We saw a bunch of ostriches.
The males are dark like this one, while the females are brown.
Can you see the doe?
We drove to the top of a hill and had a snack break. This was the view.
This part of Botswana is mostly flat,
but then you will see random hills jutting up here and there.
Botswana's national animal.
Also the name of their soccer team.
We didn't get to see the giraffes that live on this nature reserve, unfortunately.
But we saw a lot of warthogs, impala, wildebeast and heartbeast.
We saw a variety of birds as well.
After the ride, we ate lunch at the restaurant.
Here you can see Edwin getting ready to enjoy his pitcher of ketchup.
It's not uncommon for a restaurant to have a playground right next to it. It's a brilliant idea.

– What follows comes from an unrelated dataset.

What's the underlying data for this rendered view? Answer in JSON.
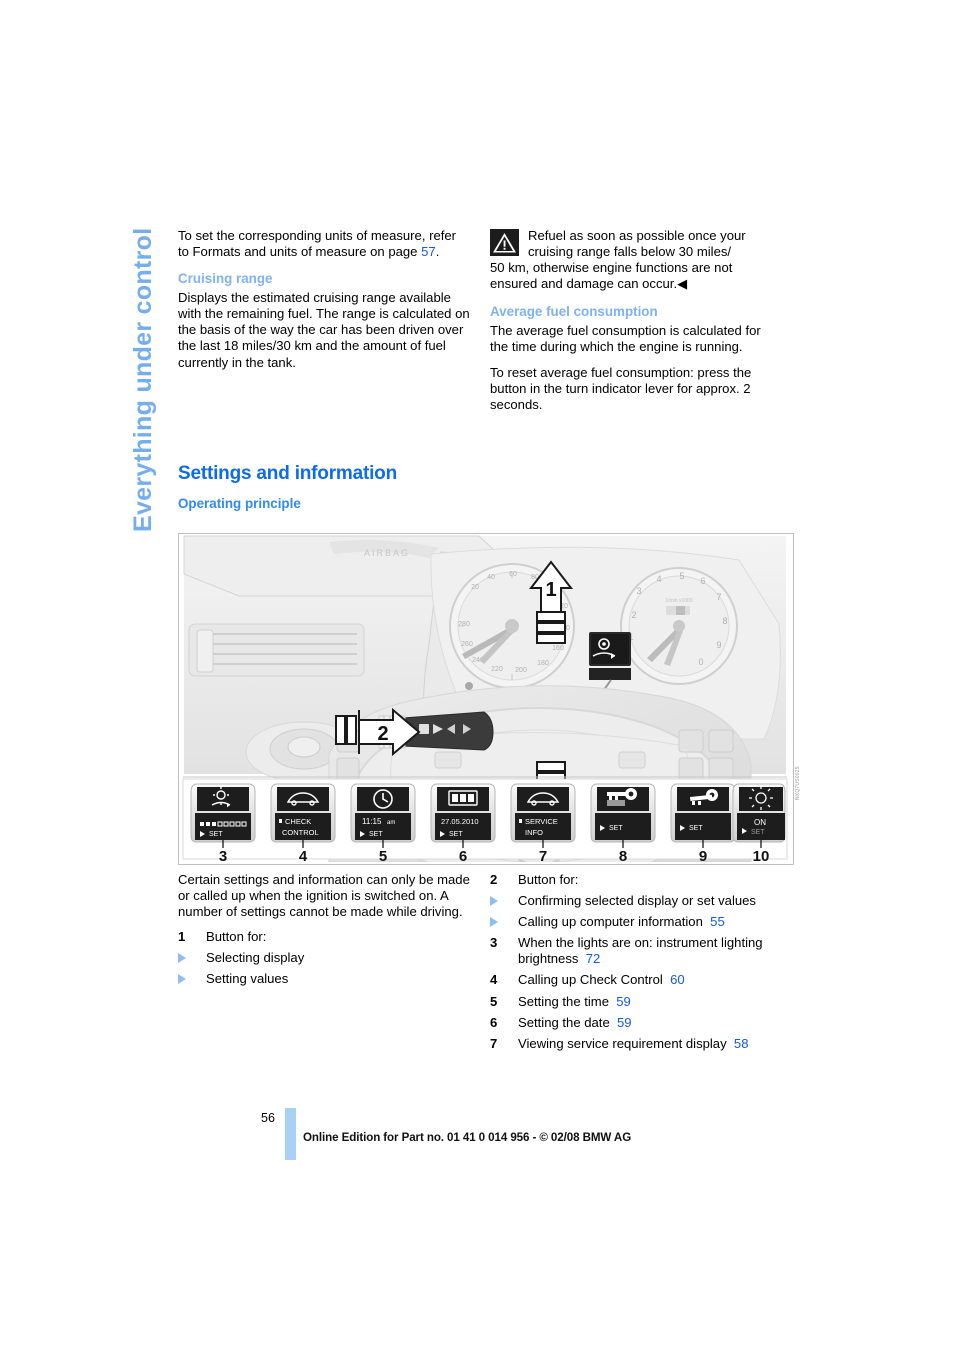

While we sat, chatted and waited for our food, Edwin could run around on the playground as opposed to having to be entertained at the table. We've been to a number of restaurants (none of them fast-food) that have playgrounds right next to the outdoor tables. While we were in South Africa, we even ate at a place that had an indoor play area where the kids could watch a movie on a large screen, play video games, ride some small kiddie rides, jump in something like a moon bouncer and make their own pizza. There were some adults in there specifically to watch the kids and help them make the pizzas. Dan made the comment that such places wouldn't work in the US because we're just to quick to file a lawsuit. Too bad. We have all enjoyed the presence of a playground next to the tables.
I think I said I was going to post some pictures of the house we're staying in here in Gabs. Finally getting around to it. Above you see the front door. The dried, drooping plants on the porch roof are an experiment (not ours). I think they'd look great if they went the whole way across and were fresh.
Just left of the front door. You can's see it on this picture, but the garage door is now nice and clean (a fun activity Edwin and I did together one morning) and the garage is a bit emptier since I took half a dozen bags of paper, plastic, bottles and boxes to be recycled. You can see there are some brightly colored outdoor toys. Edwin's been making use of those most days.
Here's the view when standing near the garage door. You can see the motorized gate connected to brick and cement block walls. The walls surround the plot and they're topped by and electric fence. There is an alarm connected to the fence. It went off the other day. Apparently a lizard touched one of the wires. That was the end of the lizard. Soon after the alarm went off, some one from the security company came to check things out. So we know the system works. Walls and gates and electric fences are the norm around here. It was the same in South Africa (even more so!) and also in parts of Swaziland.
This is a view to around the side of the garage. Those tires are basically little raised beds for growing vegetables. There's another one (not pictured) that has some basil growing in it. A gardener comes a couple times a week for a few hours to water the plants. It's the dry season here, so we haven't seen any rain since we've been here.
And further around the to the back of the house. The second door from the right is the kitchen door.
There is a small house behind our house. A young woman who is volunteering for a year at a local clinic lives there. The small house contains a bathroom and very small bedroom. We share the kitchen with her.
You can see there is a lot of gravel and dirt around here. Edwin loves the space to run around. And because it's all walled in, he can't go too far. Being in the city, and in a mostly enclosed space, I'm not really worried about snakes being outside, so I'm happy to open the doors and let Edwin explore and play and dig in the dirt to his heart's content. I think returning to our home with a tiny back yard is going to be quite a shock for Edwin.
Welcome to our blog! This is a venue for sharing some of our photos, reflections and updates on our lives. We created this blog because of our trip to Zambia in early 2009, but it will continue beyond our two months in southern Africa. Have a look around and feel free to send us your comments.